It puts things into an interesting scope for me because I have been on the teeter-toter lately with the feasibility in instilling change in humanity’s capacity to react to the environmental remains of such a tragedy.  News casts are already reporting the ‘need to take care of the living’; which is a true and necessary component of surviving a tragedy.  Having been in and out of New Orleans before and after Hurricane Katrina I know how slow the recover process is.  The mass scope and level of reclaiming the ability to reuse land effectively continues to be a struggle in Haiti as this Nation still struggles to rebuild amid the lessons of ‘effective humanitarian aid’ do’s and don’ts.  If you are unaware, this blog from Jezebel.com provides some great insight to the real tragedy as Americans have unintentionally polluted and caused more harm in the inability to process excess waste products, primarily due to over consumption, but also out of good will.  It was the Haiti event that most recently pulled so many together, seeing such devastation so close to home.  This is I believe, the biggest event with loss of life in a single day in my lifetime.  I say that very specifically because, with the waste of humanity strewn about everywhere, diseases- especially waterborne, are going to be a prevalent issue of concern in the weeks to come.
In addition, the timeline of cleanup must be prompt and swift.  Our military will be moving in to assist,  and one of the fist and most necessary requirements is that the bodies be removed.  In such a temperate zone, decay is rapid and will cause the spread of human and waste borne diseases rapidly.  To complicate these matters, metal, plastic, wood  debris will be mixed within making these areas necessary for quick remediation or habitats for mosquitoes will quickly increase and the spread of disease like Malaria will spread.  In addition to insects, the debris poses a special problem – a mass amount of it is not made of natural materials.  In this island nation, where will all the garbage go?
My opinion is that many of these masses of materials will end up as ocean pollution.  Besides the masses of material that washed out to sea, much of the material currently clogging streets, all the stuff of society – will be stuffed in a landfill, maybe even have a new one created in the middle of the jungle.  Either way, the one thing that you won’t see happening on a grand scale – recycling.   As we globally prepare to handle circumstances of the environment, humanity needs to find or create greater ways to manage cleaning up the messes we make through consumption.

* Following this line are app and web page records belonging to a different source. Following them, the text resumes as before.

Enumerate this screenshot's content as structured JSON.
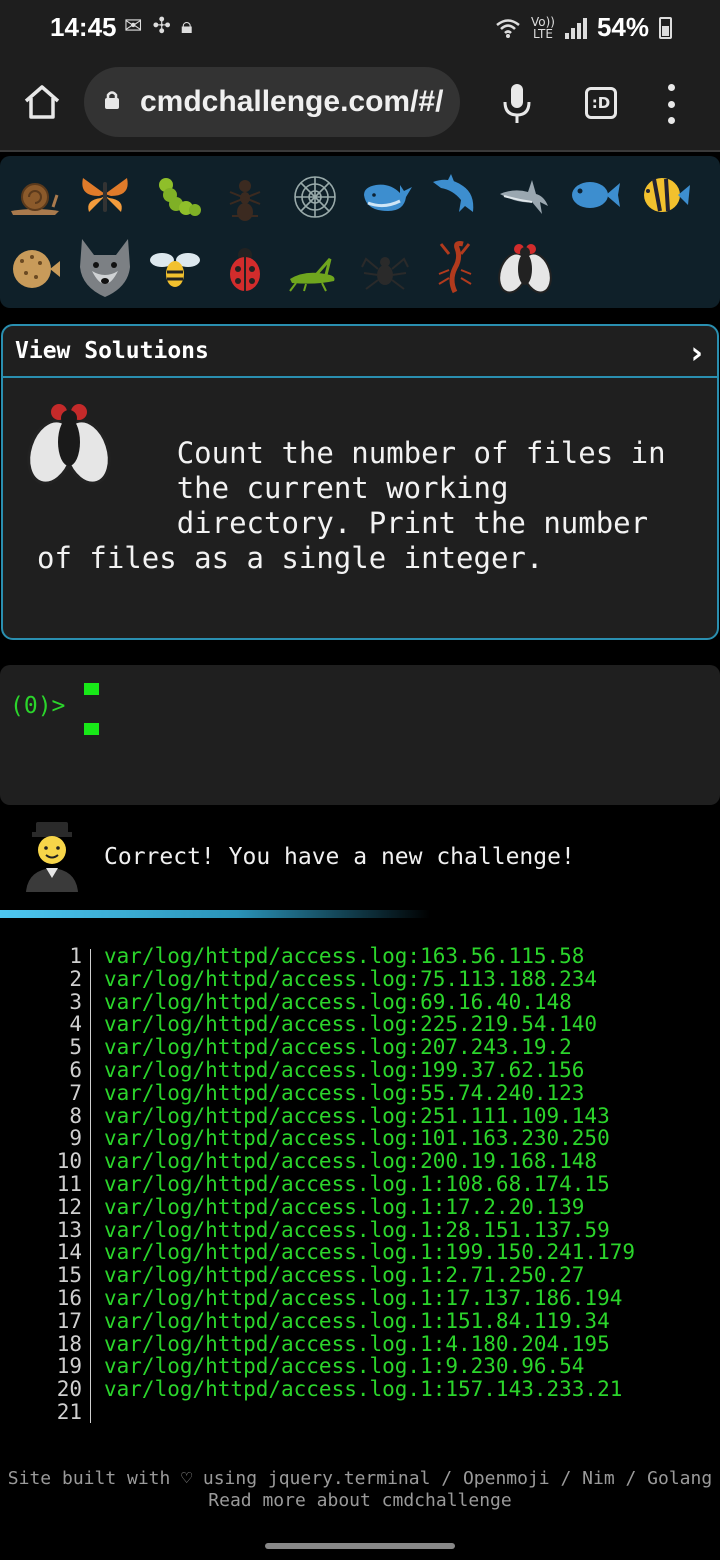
{
  "status_bar": {
    "time": "14:45",
    "network_small": "Vo)) LTE",
    "battery": "54%"
  },
  "browser": {
    "url": "cmdchallenge.com/#/",
    "tabs_label": ":D"
  },
  "emoji_panel": {
    "row1": [
      "snail-icon",
      "butterfly-icon",
      "caterpillar-icon",
      "ant-icon",
      "spider-web-icon",
      "whale-icon",
      "dolphin-icon",
      "shark-icon",
      "fish-icon",
      "tropical-fish-icon"
    ],
    "row2": [
      "blowfish-icon",
      "wolf-icon",
      "bee-icon",
      "ladybug-icon",
      "cricket-icon",
      "spider-icon",
      "scorpion-icon",
      "fly-icon"
    ]
  },
  "card": {
    "title": "View Solutions",
    "chevron": "›",
    "challenge": "        Count the number of files in\n        the current working\n        directory. Print the number\nof files as a single integer."
  },
  "terminal": {
    "prompt": "(0)>"
  },
  "result": {
    "message": "Correct! You have a new challenge!"
  },
  "output": {
    "line_numbers": [
      "1",
      "2",
      "3",
      "4",
      "5",
      "6",
      "7",
      "8",
      "9",
      "10",
      "11",
      "12",
      "13",
      "14",
      "15",
      "16",
      "17",
      "18",
      "19",
      "20",
      "21"
    ],
    "lines": [
      "var/log/httpd/access.log:163.56.115.58",
      "var/log/httpd/access.log:75.113.188.234",
      "var/log/httpd/access.log:69.16.40.148",
      "var/log/httpd/access.log:225.219.54.140",
      "var/log/httpd/access.log:207.243.19.2",
      "var/log/httpd/access.log:199.37.62.156",
      "var/log/httpd/access.log:55.74.240.123",
      "var/log/httpd/access.log:251.111.109.143",
      "var/log/httpd/access.log:101.163.230.250",
      "var/log/httpd/access.log:200.19.168.148",
      "var/log/httpd/access.log.1:108.68.174.15",
      "var/log/httpd/access.log.1:17.2.20.139",
      "var/log/httpd/access.log.1:28.151.137.59",
      "var/log/httpd/access.log.1:199.150.241.179",
      "var/log/httpd/access.log.1:2.71.250.27",
      "var/log/httpd/access.log.1:17.137.186.194",
      "var/log/httpd/access.log.1:151.84.119.34",
      "var/log/httpd/access.log.1:4.180.204.195",
      "var/log/httpd/access.log.1:9.230.96.54",
      "var/log/httpd/access.log.1:157.143.233.21",
      ""
    ]
  },
  "footer": {
    "line1": "Site built with ♡ using jquery.terminal / Openmoji / Nim / Golang",
    "line2": "Read more about cmdchallenge"
  }
}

Ford, others join Coke in plant-based plastic venture – Via Chicago Tribune

 

As an avid Facebook user, I am finding the idea of having my own space where the abundance of exciting information regarding the welfare of our planet can be shared in one location, in a platform where a greater expanse of people will have the ability to find a place to begin making informed and intentional decisions regarding simple ways to change our behavior patterns.

I recently ran across this article from the Chicago Tribune from June, 2012.    Recently a friend of mine posted a picture of a bottle made from PET plastic.  Be sure it was quite a pleasant sign of positive change.  Just another way American responsibility will lead the way toward a remedy for the massive damage fuel based plastics have placed on our planet.  While I’m not exactly ecstatic about the potential for the plantations to be cutting into the Amazon, the idea that big business is investing in the research to increase the change in our consumption patterns by furthering study on PET plastics, made from plant sugars!  Effective use would greatly shrink our dependence on fossil fuels.  Additionally, as this process is refined, maybe they will be able to find a way to use up all that High Fructose Corn Syrup that is placed in so many processed foods at an unhealthy level.

Ford, others join Coke in plant-based plastic venture.

Have you seen PET plastics yet?  If not, will you be looking for them in the future?